--- INPUT RECORDS ---

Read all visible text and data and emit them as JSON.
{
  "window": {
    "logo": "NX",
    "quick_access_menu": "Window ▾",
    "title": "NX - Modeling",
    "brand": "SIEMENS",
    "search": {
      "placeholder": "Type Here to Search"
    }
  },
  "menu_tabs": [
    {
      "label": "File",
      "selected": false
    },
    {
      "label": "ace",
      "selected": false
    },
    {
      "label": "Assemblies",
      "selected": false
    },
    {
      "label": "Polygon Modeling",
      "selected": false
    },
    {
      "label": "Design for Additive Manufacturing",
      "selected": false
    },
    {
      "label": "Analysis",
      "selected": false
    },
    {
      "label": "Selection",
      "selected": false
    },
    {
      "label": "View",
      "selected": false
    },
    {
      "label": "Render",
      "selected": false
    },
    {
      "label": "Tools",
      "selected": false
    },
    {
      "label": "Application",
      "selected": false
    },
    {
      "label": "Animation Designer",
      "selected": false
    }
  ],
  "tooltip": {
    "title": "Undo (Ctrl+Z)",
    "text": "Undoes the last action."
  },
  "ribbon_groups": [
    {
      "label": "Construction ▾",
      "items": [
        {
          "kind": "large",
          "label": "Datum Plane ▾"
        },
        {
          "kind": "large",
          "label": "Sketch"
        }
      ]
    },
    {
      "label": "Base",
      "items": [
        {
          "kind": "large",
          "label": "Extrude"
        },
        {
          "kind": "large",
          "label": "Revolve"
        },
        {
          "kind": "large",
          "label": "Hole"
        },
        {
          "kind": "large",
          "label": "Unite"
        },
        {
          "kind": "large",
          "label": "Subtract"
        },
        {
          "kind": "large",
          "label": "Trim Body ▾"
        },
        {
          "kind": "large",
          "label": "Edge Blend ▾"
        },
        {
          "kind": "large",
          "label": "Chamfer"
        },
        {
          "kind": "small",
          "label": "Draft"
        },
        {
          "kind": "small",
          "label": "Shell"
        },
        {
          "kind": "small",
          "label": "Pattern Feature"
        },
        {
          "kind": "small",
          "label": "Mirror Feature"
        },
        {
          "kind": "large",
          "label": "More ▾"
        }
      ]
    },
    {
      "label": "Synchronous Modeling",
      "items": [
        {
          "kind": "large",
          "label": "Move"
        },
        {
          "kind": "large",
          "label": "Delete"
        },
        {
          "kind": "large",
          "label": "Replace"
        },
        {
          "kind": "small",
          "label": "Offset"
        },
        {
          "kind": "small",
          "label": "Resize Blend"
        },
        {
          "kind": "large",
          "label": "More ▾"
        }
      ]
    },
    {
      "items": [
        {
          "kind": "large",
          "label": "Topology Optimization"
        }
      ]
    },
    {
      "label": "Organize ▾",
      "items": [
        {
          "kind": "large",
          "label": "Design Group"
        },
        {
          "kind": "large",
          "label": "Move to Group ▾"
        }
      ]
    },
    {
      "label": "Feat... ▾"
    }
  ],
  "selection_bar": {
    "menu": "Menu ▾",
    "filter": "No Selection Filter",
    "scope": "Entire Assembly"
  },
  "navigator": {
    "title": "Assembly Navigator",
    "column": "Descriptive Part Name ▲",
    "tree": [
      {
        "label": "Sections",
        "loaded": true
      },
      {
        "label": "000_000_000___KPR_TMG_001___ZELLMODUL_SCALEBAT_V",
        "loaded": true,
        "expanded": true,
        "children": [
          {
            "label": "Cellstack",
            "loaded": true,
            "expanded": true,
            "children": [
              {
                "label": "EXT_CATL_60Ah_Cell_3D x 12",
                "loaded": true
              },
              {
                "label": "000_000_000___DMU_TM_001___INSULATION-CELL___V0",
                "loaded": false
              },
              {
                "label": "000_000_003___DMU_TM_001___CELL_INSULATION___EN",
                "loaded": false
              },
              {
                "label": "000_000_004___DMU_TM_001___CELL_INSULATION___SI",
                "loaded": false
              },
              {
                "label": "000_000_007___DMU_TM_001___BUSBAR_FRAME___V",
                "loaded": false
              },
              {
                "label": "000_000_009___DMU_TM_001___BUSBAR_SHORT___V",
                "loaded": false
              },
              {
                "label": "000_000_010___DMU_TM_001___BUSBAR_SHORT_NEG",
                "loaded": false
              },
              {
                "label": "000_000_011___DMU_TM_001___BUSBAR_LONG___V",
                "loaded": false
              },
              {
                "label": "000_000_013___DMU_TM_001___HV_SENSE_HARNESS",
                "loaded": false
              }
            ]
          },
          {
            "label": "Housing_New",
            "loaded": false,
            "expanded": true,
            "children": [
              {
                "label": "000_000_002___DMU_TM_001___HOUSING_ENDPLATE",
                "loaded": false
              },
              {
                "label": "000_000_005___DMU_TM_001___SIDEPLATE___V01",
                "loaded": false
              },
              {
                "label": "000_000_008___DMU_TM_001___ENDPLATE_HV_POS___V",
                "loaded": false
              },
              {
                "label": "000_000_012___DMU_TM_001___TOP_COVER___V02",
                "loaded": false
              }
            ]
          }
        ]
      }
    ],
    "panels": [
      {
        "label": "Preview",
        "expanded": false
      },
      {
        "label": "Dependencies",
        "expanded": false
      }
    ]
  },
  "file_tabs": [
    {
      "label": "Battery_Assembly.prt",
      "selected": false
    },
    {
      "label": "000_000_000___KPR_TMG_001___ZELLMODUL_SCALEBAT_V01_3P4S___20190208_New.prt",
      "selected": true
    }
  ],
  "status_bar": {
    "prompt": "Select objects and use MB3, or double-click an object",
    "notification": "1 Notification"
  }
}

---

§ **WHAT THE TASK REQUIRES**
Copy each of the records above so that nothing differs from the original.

§ **ANSWER TO THIS TASK**
Read all visible text and data and emit them as JSON.
{
  "window": {
    "logo": "NX",
    "quick_access_menu": "Window ▾",
    "title": "NX - Modeling",
    "brand": "SIEMENS",
    "search": {
      "placeholder": "Type Here to Search"
    }
  },
  "menu_tabs": [
    {
      "label": "File",
      "selected": false
    },
    {
      "label": "ace",
      "selected": false
    },
    {
      "label": "Assemblies",
      "selected": false
    },
    {
      "label": "Polygon Modeling",
      "selected": false
    },
    {
      "label": "Design for Additive Manufacturing",
      "selected": false
    },
    {
      "label": "Analysis",
      "selected": false
    },
    {
      "label": "Selection",
      "selected": false
    },
    {
      "label": "View",
      "selected": false
    },
    {
      "label": "Render",
      "selected": false
    },
    {
      "label": "Tools",
      "selected": false
    },
    {
      "label": "Application",
      "selected": false
    },
    {
      "label": "Animation Designer",
      "selected": false
    }
  ],
  "tooltip": {
    "title": "Undo (Ctrl+Z)",
    "text": "Undoes the last action."
  },
  "ribbon_groups": [
    {
      "label": "Construction ▾",
      "items": [
        {
          "kind": "large",
          "label": "Datum Plane ▾"
        },
        {
          "kind": "large",
          "label": "Sketch"
        }
      ]
    },
    {
      "label": "Base",
      "items": [
        {
          "kind": "large",
          "label": "Extrude"
        },
        {
          "kind": "large",
          "label": "Revolve"
        },
        {
          "kind": "large",
          "label": "Hole"
        },
        {
          "kind": "large",
          "label": "Unite"
        },
        {
          "kind": "large",
          "label": "Subtract"
        },
        {
          "kind": "large",
          "label": "Trim Body ▾"
        },
        {
          "kind": "large",
          "label": "Edge Blend ▾"
        },
        {
          "kind": "large",
          "label": "Chamfer"
        },
        {
          "kind": "small",
          "label": "Draft"
        },
        {
          "kind": "small",
          "label": "Shell"
        },
        {
          "kind": "small",
          "label": "Pattern Feature"
        },
        {
          "kind": "small",
          "label": "Mirror Feature"
        },
        {
          "kind": "large",
          "label": "More ▾"
        }
      ]
    },
    {
      "label": "Synchronous Modeling",
      "items": [
        {
          "kind": "large",
          "label": "Move"
        },
        {
          "kind": "large",
          "label": "Delete"
        },
        {
          "kind": "large",
          "label": "Replace"
        },
        {
          "kind": "small",
          "label": "Offset"
        },
        {
          "kind": "small",
          "label": "Resize Blend"
        },
        {
          "kind": "large",
          "label": "More ▾"
        }
      ]
    },
    {
      "items": [
        {
          "kind": "large",
          "label": "Topology Optimization"
        }
      ]
    },
    {
      "label": "Organize ▾",
      "items": [
        {
          "kind": "large",
          "label": "Design Group"
        },
        {
          "kind": "large",
          "label": "Move to Group ▾"
        }
      ]
    },
    {
      "label": "Feat... ▾"
    }
  ],
  "selection_bar": {
    "menu": "Menu ▾",
    "filter": "No Selection Filter",
    "scope": "Entire Assembly"
  },
  "navigator": {
    "title": "Assembly Navigator",
    "column": "Descriptive Part Name ▲",
    "tree": [
      {
        "label": "Sections",
        "loaded": true
      },
      {
        "label": "000_000_000___KPR_TMG_001___ZELLMODUL_SCALEBAT_V",
        "loaded": true,
        "expanded": true,
        "children": [
          {
            "label": "Cellstack",
            "loaded": true,
            "expanded": true,
            "children": [
              {
                "label": "EXT_CATL_60Ah_Cell_3D x 12",
                "loaded": true
              },
              {
                "label": "000_000_000___DMU_TM_001___INSULATION-CELL___V0",
                "loaded": false
              },
              {
                "label": "000_000_003___DMU_TM_001___CELL_INSULATION___EN",
                "loaded": false
              },
              {
                "label": "000_000_004___DMU_TM_001___CELL_INSULATION___SI",
                "loaded": false
              },
              {
                "label": "000_000_007___DMU_TM_001___BUSBAR_FRAME___V",
                "loaded": false
              },
              {
                "label": "000_000_009___DMU_TM_001___BUSBAR_SHORT___V",
                "loaded": false
              },
              {
                "label": "000_000_010___DMU_TM_001___BUSBAR_SHORT_NEG",
                "loaded": false
              },
              {
                "label": "000_000_011___DMU_TM_001___BUSBAR_LONG___V",
                "loaded": false
              },
              {
                "label": "000_000_013___DMU_TM_001___HV_SENSE_HARNESS",
                "loaded": false
              }
            ]
          },
          {
            "label": "Housing_New",
            "loaded": false,
            "expanded": true,
            "children": [
              {
                "label": "000_000_002___DMU_TM_001___HOUSING_ENDPLATE",
                "loaded": false
              },
              {
                "label": "000_000_005___DMU_TM_001___SIDEPLATE___V01",
                "loaded": false
              },
              {
                "label": "000_000_008___DMU_TM_001___ENDPLATE_HV_POS___V",
                "loaded": false
              },
              {
                "label": "000_000_012___DMU_TM_001___TOP_COVER___V02",
                "loaded": false
              }
            ]
          }
        ]
      }
    ],
    "panels": [
      {
        "label": "Preview",
        "expanded": false
      },
      {
        "label": "Dependencies",
        "expanded": false
      }
    ]
  },
  "file_tabs": [
    {
      "label": "Battery_Assembly.prt",
      "selected": false
    },
    {
      "label": "000_000_000___KPR_TMG_001___ZELLMODUL_SCALEBAT_V01_3P4S___20190208_New.prt",
      "selected": true
    }
  ],
  "status_bar": {
    "prompt": "Select objects and use MB3, or double-click an object",
    "notification": "1 Notification"
  }
}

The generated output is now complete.